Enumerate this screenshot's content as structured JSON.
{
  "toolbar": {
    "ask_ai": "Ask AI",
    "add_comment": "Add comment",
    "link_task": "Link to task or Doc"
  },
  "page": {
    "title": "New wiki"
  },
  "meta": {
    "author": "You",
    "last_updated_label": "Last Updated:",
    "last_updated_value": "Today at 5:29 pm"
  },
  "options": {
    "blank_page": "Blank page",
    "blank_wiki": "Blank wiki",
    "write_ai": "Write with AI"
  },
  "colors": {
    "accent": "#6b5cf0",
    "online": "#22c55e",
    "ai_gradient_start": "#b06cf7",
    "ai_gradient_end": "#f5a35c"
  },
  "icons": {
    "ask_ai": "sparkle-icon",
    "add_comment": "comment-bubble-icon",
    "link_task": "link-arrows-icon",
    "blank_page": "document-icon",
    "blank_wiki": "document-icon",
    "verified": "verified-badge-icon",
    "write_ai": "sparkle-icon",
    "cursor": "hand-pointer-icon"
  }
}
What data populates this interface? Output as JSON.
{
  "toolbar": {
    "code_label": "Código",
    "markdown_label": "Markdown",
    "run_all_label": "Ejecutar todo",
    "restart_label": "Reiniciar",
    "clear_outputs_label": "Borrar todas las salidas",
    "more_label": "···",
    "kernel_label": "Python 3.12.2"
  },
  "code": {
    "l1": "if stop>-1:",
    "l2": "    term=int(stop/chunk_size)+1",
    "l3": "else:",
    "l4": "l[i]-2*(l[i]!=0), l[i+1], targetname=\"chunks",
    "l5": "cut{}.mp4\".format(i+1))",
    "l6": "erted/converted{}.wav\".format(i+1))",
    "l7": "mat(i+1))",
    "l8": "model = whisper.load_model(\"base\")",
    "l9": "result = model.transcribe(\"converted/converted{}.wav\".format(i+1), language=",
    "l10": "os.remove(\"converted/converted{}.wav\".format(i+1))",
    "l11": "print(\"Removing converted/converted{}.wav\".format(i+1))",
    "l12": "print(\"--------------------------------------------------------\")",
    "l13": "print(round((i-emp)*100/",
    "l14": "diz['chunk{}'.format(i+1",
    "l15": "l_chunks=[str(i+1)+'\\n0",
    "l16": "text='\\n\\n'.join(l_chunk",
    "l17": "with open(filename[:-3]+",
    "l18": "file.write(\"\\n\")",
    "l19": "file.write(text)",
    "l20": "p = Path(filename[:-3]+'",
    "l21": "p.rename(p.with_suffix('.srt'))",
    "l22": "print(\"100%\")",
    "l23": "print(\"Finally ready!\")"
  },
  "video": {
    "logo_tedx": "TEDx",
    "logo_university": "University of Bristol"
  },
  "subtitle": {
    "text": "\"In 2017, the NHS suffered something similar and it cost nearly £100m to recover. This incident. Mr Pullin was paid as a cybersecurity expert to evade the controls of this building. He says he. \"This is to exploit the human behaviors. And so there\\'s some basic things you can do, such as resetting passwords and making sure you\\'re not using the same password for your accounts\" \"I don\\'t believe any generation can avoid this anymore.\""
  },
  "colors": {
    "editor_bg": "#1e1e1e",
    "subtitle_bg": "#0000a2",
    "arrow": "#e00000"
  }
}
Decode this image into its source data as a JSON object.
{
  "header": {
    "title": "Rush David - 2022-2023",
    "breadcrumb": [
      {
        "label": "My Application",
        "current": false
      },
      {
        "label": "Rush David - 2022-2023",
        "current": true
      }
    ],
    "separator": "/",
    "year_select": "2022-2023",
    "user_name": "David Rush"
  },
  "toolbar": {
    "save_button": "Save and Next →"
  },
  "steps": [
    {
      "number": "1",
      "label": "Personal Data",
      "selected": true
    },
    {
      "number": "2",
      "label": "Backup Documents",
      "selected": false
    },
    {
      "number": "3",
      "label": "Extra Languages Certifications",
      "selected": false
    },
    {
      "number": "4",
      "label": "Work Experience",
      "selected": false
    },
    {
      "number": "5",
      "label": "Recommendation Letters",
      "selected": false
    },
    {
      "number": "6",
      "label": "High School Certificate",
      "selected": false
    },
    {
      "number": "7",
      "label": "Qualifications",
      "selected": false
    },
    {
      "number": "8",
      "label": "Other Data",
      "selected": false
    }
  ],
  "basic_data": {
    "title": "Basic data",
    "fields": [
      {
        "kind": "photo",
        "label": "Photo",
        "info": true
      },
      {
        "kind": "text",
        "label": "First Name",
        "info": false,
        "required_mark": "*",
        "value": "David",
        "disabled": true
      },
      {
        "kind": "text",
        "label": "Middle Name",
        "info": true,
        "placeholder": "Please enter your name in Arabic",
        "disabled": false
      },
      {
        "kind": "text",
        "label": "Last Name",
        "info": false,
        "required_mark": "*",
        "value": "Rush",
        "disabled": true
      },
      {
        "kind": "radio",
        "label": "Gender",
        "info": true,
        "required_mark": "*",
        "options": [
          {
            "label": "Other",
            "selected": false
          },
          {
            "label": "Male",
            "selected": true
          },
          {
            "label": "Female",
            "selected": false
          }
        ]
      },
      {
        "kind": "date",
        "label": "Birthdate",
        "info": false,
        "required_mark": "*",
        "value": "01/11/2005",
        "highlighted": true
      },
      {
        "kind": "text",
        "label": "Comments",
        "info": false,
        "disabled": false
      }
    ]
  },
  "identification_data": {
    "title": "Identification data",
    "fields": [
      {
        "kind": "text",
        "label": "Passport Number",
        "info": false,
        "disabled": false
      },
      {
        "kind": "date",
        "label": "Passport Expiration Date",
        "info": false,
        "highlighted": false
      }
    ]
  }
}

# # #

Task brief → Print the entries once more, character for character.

Answer to this problem →
Enumerate this screenshot's content as structured JSON.
{
  "toolbar": {
    "ask_ai": "Ask AI",
    "add_comment": "Add comment",
    "link_task": "Link to task or Doc"
  },
  "page": {
    "title": "New wiki"
  },
  "meta": {
    "author": "You",
    "last_updated_label": "Last Updated:",
    "last_updated_value": "Today at 5:29 pm"
  },
  "options": {
    "blank_page": "Blank page",
    "blank_wiki": "Blank wiki",
    "write_ai": "Write with AI"
  },
  "colors": {
    "accent": "#6b5cf0",
    "online": "#22c55e",
    "ai_gradient_start": "#b06cf7",
    "ai_gradient_end": "#f5a35c"
  },
  "icons": {
    "ask_ai": "sparkle-icon",
    "add_comment": "comment-bubble-icon",
    "link_task": "link-arrows-icon",
    "blank_page": "document-icon",
    "blank_wiki": "document-icon",
    "verified": "verified-badge-icon",
    "write_ai": "sparkle-icon",
    "cursor": "hand-pointer-icon"
  }
}
What data populates this interface? Output as JSON.
{
  "toolbar": {
    "code_label": "Código",
    "markdown_label": "Markdown",
    "run_all_label": "Ejecutar todo",
    "restart_label": "Reiniciar",
    "clear_outputs_label": "Borrar todas las salidas",
    "more_label": "···",
    "kernel_label": "Python 3.12.2"
  },
  "code": {
    "l1": "if stop>-1:",
    "l2": "    term=int(stop/chunk_size)+1",
    "l3": "else:",
    "l4": "l[i]-2*(l[i]!=0), l[i+1], targetname=\"chunks",
    "l5": "cut{}.mp4\".format(i+1))",
    "l6": "erted/converted{}.wav\".format(i+1))",
    "l7": "mat(i+1))",
    "l8": "model = whisper.load_model(\"base\")",
    "l9": "result = model.transcribe(\"converted/converted{}.wav\".format(i+1), language=",
    "l10": "os.remove(\"converted/converted{}.wav\".format(i+1))",
    "l11": "print(\"Removing converted/converted{}.wav\".format(i+1))",
    "l12": "print(\"--------------------------------------------------------\")",
    "l13": "print(round((i-emp)*100/",
    "l14": "diz['chunk{}'.format(i+1",
    "l15": "l_chunks=[str(i+1)+'\\n0",
    "l16": "text='\\n\\n'.join(l_chunk",
    "l17": "with open(filename[:-3]+",
    "l18": "file.write(\"\\n\")",
    "l19": "file.write(text)",
    "l20": "p = Path(filename[:-3]+'",
    "l21": "p.rename(p.with_suffix('.srt'))",
    "l22": "print(\"100%\")",
    "l23": "print(\"Finally ready!\")"
  },
  "video": {
    "logo_tedx": "TEDx",
    "logo_university": "University of Bristol"
  },
  "subtitle": {
    "text": "\"In 2017, the NHS suffered something similar and it cost nearly £100m to recover. This incident. Mr Pullin was paid as a cybersecurity expert to evade the controls of this building. He says he. \"This is to exploit the human behaviors. And so there\\'s some basic things you can do, such as resetting passwords and making sure you\\'re not using the same password for your accounts\" \"I don\\'t believe any generation can avoid this anymore.\""
  },
  "colors": {
    "editor_bg": "#1e1e1e",
    "subtitle_bg": "#0000a2",
    "arrow": "#e00000"
  }
}
Decode this image into its source data as a JSON object.
{
  "header": {
    "title": "Rush David - 2022-2023",
    "breadcrumb": [
      {
        "label": "My Application",
        "current": false
      },
      {
        "label": "Rush David - 2022-2023",
        "current": true
      }
    ],
    "separator": "/",
    "year_select": "2022-2023",
    "user_name": "David Rush"
  },
  "toolbar": {
    "save_button": "Save and Next →"
  },
  "steps": [
    {
      "number": "1",
      "label": "Personal Data",
      "selected": true
    },
    {
      "number": "2",
      "label": "Backup Documents",
      "selected": false
    },
    {
      "number": "3",
      "label": "Extra Languages Certifications",
      "selected": false
    },
    {
      "number": "4",
      "label": "Work Experience",
      "selected": false
    },
    {
      "number": "5",
      "label": "Recommendation Letters",
      "selected": false
    },
    {
      "number": "6",
      "label": "High School Certificate",
      "selected": false
    },
    {
      "number": "7",
      "label": "Qualifications",
      "selected": false
    },
    {
      "number": "8",
      "label": "Other Data",
      "selected": false
    }
  ],
  "basic_data": {
    "title": "Basic data",
    "fields": [
      {
        "kind": "photo",
        "label": "Photo",
        "info": true
      },
      {
        "kind": "text",
        "label": "First Name",
        "info": false,
        "required_mark": "*",
        "value": "David",
        "disabled": true
      },
      {
        "kind": "text",
        "label": "Middle Name",
        "info": true,
        "placeholder": "Please enter your name in Arabic",
        "disabled": false
      },
      {
        "kind": "text",
        "label": "Last Name",
        "info": false,
        "required_mark": "*",
        "value": "Rush",
        "disabled": true
      },
      {
        "kind": "radio",
        "label": "Gender",
        "info": true,
        "required_mark": "*",
        "options": [
          {
            "label": "Other",
            "selected": false
          },
          {
            "label": "Male",
            "selected": true
          },
          {
            "label": "Female",
            "selected": false
          }
        ]
      },
      {
        "kind": "date",
        "label": "Birthdate",
        "info": false,
        "required_mark": "*",
        "value": "01/11/2005",
        "highlighted": true
      },
      {
        "kind": "text",
        "label": "Comments",
        "info": false,
        "disabled": false
      }
    ]
  },
  "identification_data": {
    "title": "Identification data",
    "fields": [
      {
        "kind": "text",
        "label": "Passport Number",
        "info": false,
        "disabled": false
      },
      {
        "kind": "date",
        "label": "Passport Expiration Date",
        "info": false,
        "highlighted": false
      }
    ]
  }
}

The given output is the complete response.